Do we need more people … or a better workflow? This is a scenario that we all go through once in a while. You have the “official” development workflow in place that may consist of a mix of old school waterfall techniques, new agile techniques and different layers of quality control and approval. The development process often uses corporate tools, spreadsheets and analysts to make sense of the software to build. Behind this, to actually deliver software, you have the “real” workflow where efficient teams build a strong relationship with the data consumers.
So much has been written about agility in software development that I was really wondering what I could add that brings a little value or clarity about the process and its application to Business Intelligence and Data Science. Here is a little story …
Data Modelers are sometimes introvert people who like sifting through mountains of database schemas and documentation. Data modeling is to some extent an intellectual undertaking where you almost have to reach a level of connection to the domain you study that resembles a Zen master’s connection to the universe.

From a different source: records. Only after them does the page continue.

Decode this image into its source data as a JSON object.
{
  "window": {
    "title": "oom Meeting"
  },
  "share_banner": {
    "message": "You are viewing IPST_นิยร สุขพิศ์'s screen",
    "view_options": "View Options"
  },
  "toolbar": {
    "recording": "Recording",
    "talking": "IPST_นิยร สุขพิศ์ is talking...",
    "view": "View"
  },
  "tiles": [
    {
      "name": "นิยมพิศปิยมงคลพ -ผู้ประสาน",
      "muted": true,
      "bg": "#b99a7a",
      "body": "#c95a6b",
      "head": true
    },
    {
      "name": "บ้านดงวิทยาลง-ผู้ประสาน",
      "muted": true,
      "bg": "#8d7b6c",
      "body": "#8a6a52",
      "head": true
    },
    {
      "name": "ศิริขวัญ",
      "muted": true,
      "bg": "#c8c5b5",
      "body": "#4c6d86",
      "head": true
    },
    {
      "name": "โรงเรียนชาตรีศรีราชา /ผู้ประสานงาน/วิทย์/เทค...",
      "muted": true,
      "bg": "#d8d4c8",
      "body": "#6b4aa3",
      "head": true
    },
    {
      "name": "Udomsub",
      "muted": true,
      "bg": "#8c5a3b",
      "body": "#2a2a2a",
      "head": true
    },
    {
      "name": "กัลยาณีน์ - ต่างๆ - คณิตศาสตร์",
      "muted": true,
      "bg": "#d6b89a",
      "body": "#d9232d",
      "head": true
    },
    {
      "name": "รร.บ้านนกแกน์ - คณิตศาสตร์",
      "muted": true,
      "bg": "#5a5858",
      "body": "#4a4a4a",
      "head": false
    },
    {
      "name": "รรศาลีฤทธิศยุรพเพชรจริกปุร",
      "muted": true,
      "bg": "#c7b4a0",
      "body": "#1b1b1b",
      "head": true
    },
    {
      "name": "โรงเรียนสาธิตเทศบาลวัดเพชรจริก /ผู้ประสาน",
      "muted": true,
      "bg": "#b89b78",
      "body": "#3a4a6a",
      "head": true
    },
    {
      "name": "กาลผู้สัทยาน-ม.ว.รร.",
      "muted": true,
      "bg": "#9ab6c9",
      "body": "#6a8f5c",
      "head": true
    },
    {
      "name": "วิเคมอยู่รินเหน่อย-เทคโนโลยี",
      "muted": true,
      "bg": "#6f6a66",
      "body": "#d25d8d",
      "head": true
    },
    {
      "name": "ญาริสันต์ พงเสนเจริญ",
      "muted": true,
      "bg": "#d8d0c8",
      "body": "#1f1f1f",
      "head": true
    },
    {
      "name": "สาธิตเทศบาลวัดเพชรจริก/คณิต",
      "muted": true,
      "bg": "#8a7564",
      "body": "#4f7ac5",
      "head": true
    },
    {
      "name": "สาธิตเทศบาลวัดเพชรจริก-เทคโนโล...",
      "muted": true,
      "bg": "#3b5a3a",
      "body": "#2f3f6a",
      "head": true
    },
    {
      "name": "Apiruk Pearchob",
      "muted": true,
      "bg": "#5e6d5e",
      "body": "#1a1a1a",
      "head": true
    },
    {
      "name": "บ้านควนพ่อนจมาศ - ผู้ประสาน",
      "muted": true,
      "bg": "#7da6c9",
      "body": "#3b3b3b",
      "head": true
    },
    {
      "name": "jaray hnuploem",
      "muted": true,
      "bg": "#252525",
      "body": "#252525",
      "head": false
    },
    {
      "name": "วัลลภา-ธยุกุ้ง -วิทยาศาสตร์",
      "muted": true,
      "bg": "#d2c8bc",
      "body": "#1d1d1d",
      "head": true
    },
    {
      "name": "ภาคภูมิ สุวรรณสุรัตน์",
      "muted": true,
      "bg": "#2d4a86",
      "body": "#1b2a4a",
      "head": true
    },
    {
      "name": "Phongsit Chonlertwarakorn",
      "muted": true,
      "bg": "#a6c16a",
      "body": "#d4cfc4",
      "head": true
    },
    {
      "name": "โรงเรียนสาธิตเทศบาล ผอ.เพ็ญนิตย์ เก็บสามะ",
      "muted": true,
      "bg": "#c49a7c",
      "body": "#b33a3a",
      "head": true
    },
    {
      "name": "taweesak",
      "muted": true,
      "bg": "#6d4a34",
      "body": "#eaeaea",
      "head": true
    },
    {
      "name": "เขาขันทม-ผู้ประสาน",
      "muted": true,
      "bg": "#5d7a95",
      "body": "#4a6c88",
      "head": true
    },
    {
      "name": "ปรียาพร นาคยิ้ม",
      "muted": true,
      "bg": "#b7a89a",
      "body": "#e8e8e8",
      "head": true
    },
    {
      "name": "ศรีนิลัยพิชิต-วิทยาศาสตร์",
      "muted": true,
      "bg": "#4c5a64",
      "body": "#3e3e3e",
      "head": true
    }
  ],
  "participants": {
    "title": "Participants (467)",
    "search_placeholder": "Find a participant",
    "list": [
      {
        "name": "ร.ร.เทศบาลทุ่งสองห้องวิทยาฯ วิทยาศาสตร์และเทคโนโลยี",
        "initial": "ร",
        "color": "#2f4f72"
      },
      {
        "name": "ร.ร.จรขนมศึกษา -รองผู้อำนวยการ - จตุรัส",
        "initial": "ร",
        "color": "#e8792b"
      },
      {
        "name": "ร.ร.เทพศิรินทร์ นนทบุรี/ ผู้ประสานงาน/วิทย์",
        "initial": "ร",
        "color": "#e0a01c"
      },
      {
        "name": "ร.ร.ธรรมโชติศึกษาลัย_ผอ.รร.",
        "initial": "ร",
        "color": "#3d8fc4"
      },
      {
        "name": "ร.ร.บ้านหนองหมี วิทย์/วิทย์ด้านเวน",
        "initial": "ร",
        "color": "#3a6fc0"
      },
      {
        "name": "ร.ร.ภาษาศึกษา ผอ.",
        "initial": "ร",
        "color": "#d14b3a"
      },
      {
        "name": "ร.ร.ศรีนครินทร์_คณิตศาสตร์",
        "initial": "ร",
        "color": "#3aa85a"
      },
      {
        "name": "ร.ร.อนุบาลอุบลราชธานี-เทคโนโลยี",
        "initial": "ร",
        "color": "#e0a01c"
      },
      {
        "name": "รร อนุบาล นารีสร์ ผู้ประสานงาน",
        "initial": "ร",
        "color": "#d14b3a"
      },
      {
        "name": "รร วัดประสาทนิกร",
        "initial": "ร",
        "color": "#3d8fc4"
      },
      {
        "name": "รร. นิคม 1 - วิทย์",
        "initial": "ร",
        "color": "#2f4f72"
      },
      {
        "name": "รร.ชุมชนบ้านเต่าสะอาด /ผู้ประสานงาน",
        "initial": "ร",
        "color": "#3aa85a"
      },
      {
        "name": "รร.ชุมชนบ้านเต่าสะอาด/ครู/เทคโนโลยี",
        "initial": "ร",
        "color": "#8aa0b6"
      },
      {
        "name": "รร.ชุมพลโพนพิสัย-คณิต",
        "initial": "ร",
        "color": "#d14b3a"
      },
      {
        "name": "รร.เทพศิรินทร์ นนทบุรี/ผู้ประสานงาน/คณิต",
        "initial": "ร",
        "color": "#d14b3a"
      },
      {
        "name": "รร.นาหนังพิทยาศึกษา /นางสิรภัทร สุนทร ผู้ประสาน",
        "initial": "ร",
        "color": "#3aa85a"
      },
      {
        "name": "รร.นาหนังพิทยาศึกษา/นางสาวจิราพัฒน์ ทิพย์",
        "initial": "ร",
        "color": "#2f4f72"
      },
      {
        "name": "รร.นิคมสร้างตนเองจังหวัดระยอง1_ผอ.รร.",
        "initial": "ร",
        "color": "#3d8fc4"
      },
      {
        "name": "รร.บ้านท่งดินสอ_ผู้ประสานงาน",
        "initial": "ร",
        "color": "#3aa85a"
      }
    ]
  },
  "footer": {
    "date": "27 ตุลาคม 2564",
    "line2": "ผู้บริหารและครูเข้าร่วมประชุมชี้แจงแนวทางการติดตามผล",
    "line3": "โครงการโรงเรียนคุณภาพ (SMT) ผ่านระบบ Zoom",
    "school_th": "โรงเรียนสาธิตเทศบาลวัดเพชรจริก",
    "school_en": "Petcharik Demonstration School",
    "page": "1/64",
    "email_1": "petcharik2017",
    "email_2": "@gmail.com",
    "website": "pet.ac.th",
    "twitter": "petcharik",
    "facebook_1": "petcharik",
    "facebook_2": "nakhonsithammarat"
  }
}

Sometimes, trying to save money on the salary of the people building your foundational data architecture can have repercussions that are a lot more costly than the money you “save” by going cheap.
You are building a new data system using the latest cool technologies? This is great, but don’t forget that it is all about the users. The perception of success is different between users and data engineers. Let’s talk about the success factors from the point of view of your users.
In data warehousing, temporal data models and data flows have a real tendency to become complex very quickly. Adding to this, you may have to handle multiple disparate data sources that do not merge very well. You may want to load the same type of business events from multiple sources and run into missing attributes that creates blanks in your final serving tables.
For experienced data architects processing data for data warehouses and business intelligence solutions, we have been used to think “incrementally”. We have been creating complex data models and incremental load processes that are effectively required to work around the limitations in storage and speed of our databases and ETL tools.
In my current data systems, I usually create a persistent staging area (PSA) that receives raw/untransformed data, keeps all of it (all history), in the format we receive it (zip, json, csv, etc), etc. That first layer is very important because anything else you generate from it implies human decisions that transform the data … and those decisions can (will) be wrong and will need to be changed. The PSA is the key to maintain an agile data workflow where prototyping and experiments are possible.